[Extracted information]:

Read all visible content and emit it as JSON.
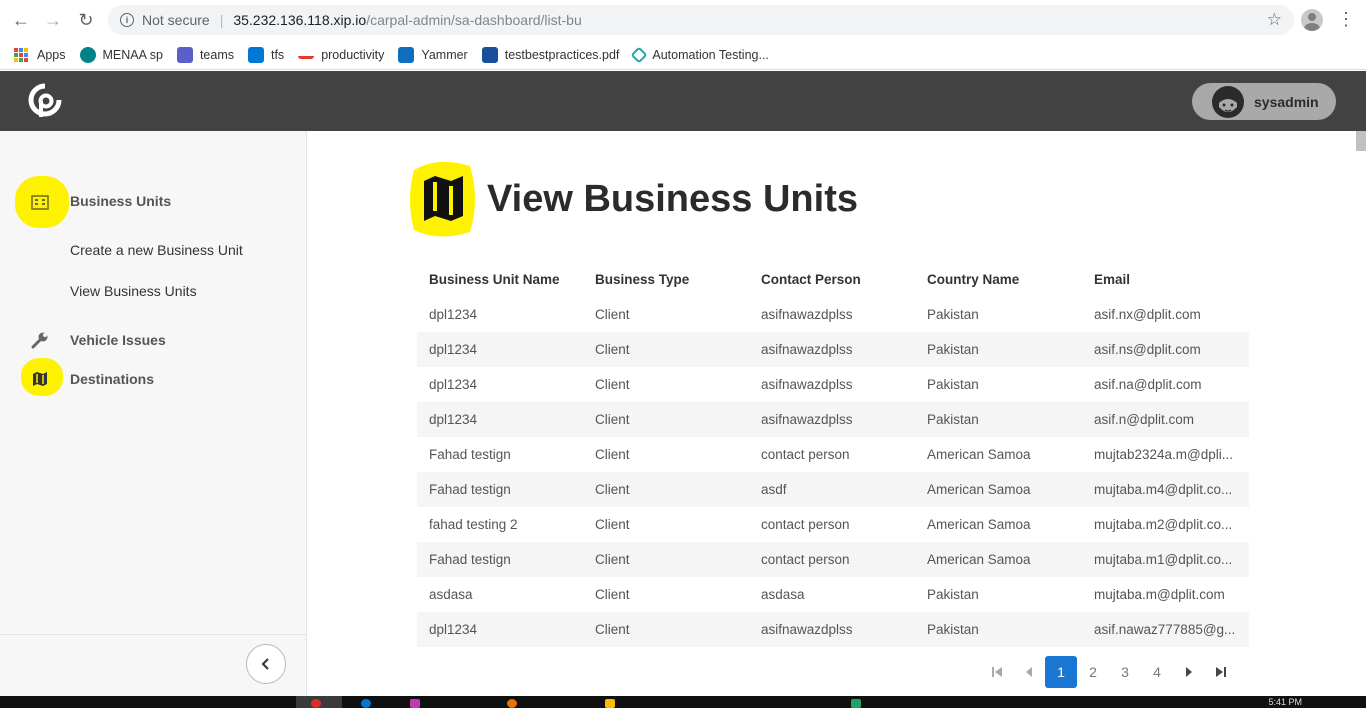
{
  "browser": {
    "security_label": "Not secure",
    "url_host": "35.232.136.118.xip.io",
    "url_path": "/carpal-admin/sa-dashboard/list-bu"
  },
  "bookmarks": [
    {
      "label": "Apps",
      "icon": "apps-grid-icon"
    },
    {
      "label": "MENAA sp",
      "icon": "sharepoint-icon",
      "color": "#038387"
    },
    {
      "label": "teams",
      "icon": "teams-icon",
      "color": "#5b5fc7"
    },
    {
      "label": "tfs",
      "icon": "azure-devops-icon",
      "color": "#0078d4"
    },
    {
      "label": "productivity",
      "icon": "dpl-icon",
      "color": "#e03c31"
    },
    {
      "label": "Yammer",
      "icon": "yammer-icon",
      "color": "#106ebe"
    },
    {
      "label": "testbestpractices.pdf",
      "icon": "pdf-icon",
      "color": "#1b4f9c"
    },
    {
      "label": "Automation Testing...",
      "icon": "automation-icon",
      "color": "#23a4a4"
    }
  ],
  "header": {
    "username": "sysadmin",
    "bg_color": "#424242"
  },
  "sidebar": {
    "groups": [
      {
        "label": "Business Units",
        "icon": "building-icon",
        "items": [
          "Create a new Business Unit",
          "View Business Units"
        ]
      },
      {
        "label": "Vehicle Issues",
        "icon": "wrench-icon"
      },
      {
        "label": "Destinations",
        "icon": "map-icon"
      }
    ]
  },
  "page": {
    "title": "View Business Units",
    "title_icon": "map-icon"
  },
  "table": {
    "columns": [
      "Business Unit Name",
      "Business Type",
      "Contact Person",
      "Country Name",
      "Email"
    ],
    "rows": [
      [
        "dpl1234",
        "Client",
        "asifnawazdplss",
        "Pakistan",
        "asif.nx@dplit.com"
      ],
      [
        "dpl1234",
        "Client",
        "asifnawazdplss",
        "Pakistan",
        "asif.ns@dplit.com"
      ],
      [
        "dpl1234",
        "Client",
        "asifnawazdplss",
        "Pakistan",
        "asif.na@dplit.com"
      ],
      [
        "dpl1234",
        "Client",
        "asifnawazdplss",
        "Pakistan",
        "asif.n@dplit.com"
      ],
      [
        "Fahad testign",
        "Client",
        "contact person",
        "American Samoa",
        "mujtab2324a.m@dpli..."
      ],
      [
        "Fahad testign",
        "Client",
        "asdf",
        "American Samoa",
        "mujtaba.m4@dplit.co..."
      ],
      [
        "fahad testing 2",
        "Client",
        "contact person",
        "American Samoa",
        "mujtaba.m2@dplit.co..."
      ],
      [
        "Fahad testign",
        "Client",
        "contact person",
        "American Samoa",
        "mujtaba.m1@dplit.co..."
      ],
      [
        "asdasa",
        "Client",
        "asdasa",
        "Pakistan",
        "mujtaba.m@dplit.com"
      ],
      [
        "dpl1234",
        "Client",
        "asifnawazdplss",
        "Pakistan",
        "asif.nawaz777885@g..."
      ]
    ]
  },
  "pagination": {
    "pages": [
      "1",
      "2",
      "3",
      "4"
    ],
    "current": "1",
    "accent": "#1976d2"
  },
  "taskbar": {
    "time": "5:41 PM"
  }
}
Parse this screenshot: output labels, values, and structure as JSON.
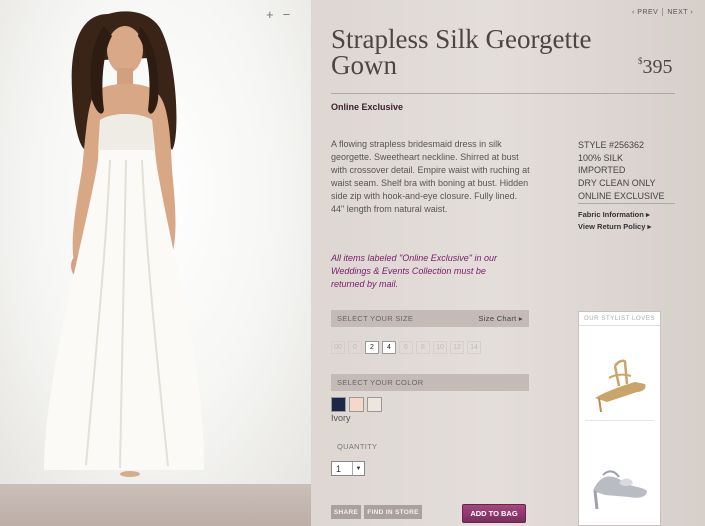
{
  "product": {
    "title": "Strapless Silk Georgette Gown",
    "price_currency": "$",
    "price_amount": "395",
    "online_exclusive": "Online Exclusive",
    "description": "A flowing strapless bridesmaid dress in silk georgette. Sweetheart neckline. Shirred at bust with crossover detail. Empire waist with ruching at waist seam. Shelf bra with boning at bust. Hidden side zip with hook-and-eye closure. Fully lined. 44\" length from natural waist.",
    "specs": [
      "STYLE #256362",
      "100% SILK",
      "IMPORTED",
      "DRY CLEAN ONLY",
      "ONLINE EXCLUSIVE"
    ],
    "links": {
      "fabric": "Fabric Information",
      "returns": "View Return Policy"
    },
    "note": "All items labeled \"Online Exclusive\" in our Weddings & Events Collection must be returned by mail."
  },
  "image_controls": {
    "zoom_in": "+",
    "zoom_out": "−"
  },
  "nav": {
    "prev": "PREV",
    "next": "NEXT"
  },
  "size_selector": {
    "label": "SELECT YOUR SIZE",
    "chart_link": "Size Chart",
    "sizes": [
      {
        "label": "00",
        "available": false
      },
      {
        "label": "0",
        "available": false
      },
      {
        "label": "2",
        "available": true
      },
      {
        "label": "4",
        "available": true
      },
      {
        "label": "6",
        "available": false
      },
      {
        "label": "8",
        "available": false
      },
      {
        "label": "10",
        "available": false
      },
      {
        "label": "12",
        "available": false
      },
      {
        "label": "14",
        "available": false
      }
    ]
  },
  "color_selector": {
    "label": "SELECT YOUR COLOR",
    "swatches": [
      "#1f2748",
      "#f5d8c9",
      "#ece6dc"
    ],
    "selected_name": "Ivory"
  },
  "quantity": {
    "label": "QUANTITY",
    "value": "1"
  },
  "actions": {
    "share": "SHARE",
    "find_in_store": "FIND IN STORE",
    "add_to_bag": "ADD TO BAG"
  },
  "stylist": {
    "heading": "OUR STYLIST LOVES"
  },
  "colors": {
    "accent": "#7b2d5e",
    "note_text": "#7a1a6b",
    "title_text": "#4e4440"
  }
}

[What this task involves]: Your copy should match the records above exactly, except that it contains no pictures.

[Solution]:
Read all visible content and emit it as JSON.
{
  "browser": {
    "security_label": "Not secure",
    "url_host": "35.232.136.118.xip.io",
    "url_path": "/carpal-admin/sa-dashboard/list-bu"
  },
  "bookmarks": [
    {
      "label": "Apps",
      "icon": "apps-grid-icon"
    },
    {
      "label": "MENAA sp",
      "icon": "sharepoint-icon",
      "color": "#038387"
    },
    {
      "label": "teams",
      "icon": "teams-icon",
      "color": "#5b5fc7"
    },
    {
      "label": "tfs",
      "icon": "azure-devops-icon",
      "color": "#0078d4"
    },
    {
      "label": "productivity",
      "icon": "dpl-icon",
      "color": "#e03c31"
    },
    {
      "label": "Yammer",
      "icon": "yammer-icon",
      "color": "#106ebe"
    },
    {
      "label": "testbestpractices.pdf",
      "icon": "pdf-icon",
      "color": "#1b4f9c"
    },
    {
      "label": "Automation Testing...",
      "icon": "automation-icon",
      "color": "#23a4a4"
    }
  ],
  "header": {
    "username": "sysadmin",
    "bg_color": "#424242"
  },
  "sidebar": {
    "groups": [
      {
        "label": "Business Units",
        "icon": "building-icon",
        "items": [
          "Create a new Business Unit",
          "View Business Units"
        ]
      },
      {
        "label": "Vehicle Issues",
        "icon": "wrench-icon"
      },
      {
        "label": "Destinations",
        "icon": "map-icon"
      }
    ]
  },
  "page": {
    "title": "View Business Units",
    "title_icon": "map-icon"
  },
  "table": {
    "columns": [
      "Business Unit Name",
      "Business Type",
      "Contact Person",
      "Country Name",
      "Email"
    ],
    "rows": [
      [
        "dpl1234",
        "Client",
        "asifnawazdplss",
        "Pakistan",
        "asif.nx@dplit.com"
      ],
      [
        "dpl1234",
        "Client",
        "asifnawazdplss",
        "Pakistan",
        "asif.ns@dplit.com"
      ],
      [
        "dpl1234",
        "Client",
        "asifnawazdplss",
        "Pakistan",
        "asif.na@dplit.com"
      ],
      [
        "dpl1234",
        "Client",
        "asifnawazdplss",
        "Pakistan",
        "asif.n@dplit.com"
      ],
      [
        "Fahad testign",
        "Client",
        "contact person",
        "American Samoa",
        "mujtab2324a.m@dpli..."
      ],
      [
        "Fahad testign",
        "Client",
        "asdf",
        "American Samoa",
        "mujtaba.m4@dplit.co..."
      ],
      [
        "fahad testing 2",
        "Client",
        "contact person",
        "American Samoa",
        "mujtaba.m2@dplit.co..."
      ],
      [
        "Fahad testign",
        "Client",
        "contact person",
        "American Samoa",
        "mujtaba.m1@dplit.co..."
      ],
      [
        "asdasa",
        "Client",
        "asdasa",
        "Pakistan",
        "mujtaba.m@dplit.com"
      ],
      [
        "dpl1234",
        "Client",
        "asifnawazdplss",
        "Pakistan",
        "asif.nawaz777885@g..."
      ]
    ]
  },
  "pagination": {
    "pages": [
      "1",
      "2",
      "3",
      "4"
    ],
    "current": "1",
    "accent": "#1976d2"
  },
  "taskbar": {
    "time": "5:41 PM"
  }
}
Parse this screenshot: output labels, values, and structure as JSON.
{
  "product": {
    "title": "Strapless Silk Georgette Gown",
    "price_currency": "$",
    "price_amount": "395",
    "online_exclusive": "Online Exclusive",
    "description": "A flowing strapless bridesmaid dress in silk georgette. Sweetheart neckline. Shirred at bust with crossover detail. Empire waist with ruching at waist seam. Shelf bra with boning at bust. Hidden side zip with hook-and-eye closure. Fully lined. 44\" length from natural waist.",
    "specs": [
      "STYLE #256362",
      "100% SILK",
      "IMPORTED",
      "DRY CLEAN ONLY",
      "ONLINE EXCLUSIVE"
    ],
    "links": {
      "fabric": "Fabric Information",
      "returns": "View Return Policy"
    },
    "note": "All items labeled \"Online Exclusive\" in our Weddings & Events Collection must be returned by mail."
  },
  "image_controls": {
    "zoom_in": "+",
    "zoom_out": "−"
  },
  "nav": {
    "prev": "PREV",
    "next": "NEXT"
  },
  "size_selector": {
    "label": "SELECT YOUR SIZE",
    "chart_link": "Size Chart",
    "sizes": [
      {
        "label": "00",
        "available": false
      },
      {
        "label": "0",
        "available": false
      },
      {
        "label": "2",
        "available": true
      },
      {
        "label": "4",
        "available": true
      },
      {
        "label": "6",
        "available": false
      },
      {
        "label": "8",
        "available": false
      },
      {
        "label": "10",
        "available": false
      },
      {
        "label": "12",
        "available": false
      },
      {
        "label": "14",
        "available": false
      }
    ]
  },
  "color_selector": {
    "label": "SELECT YOUR COLOR",
    "swatches": [
      "#1f2748",
      "#f5d8c9",
      "#ece6dc"
    ],
    "selected_name": "Ivory"
  },
  "quantity": {
    "label": "QUANTITY",
    "value": "1"
  },
  "actions": {
    "share": "SHARE",
    "find_in_store": "FIND IN STORE",
    "add_to_bag": "ADD TO BAG"
  },
  "stylist": {
    "heading": "OUR STYLIST LOVES"
  },
  "colors": {
    "accent": "#7b2d5e",
    "note_text": "#7a1a6b",
    "title_text": "#4e4440"
  }
}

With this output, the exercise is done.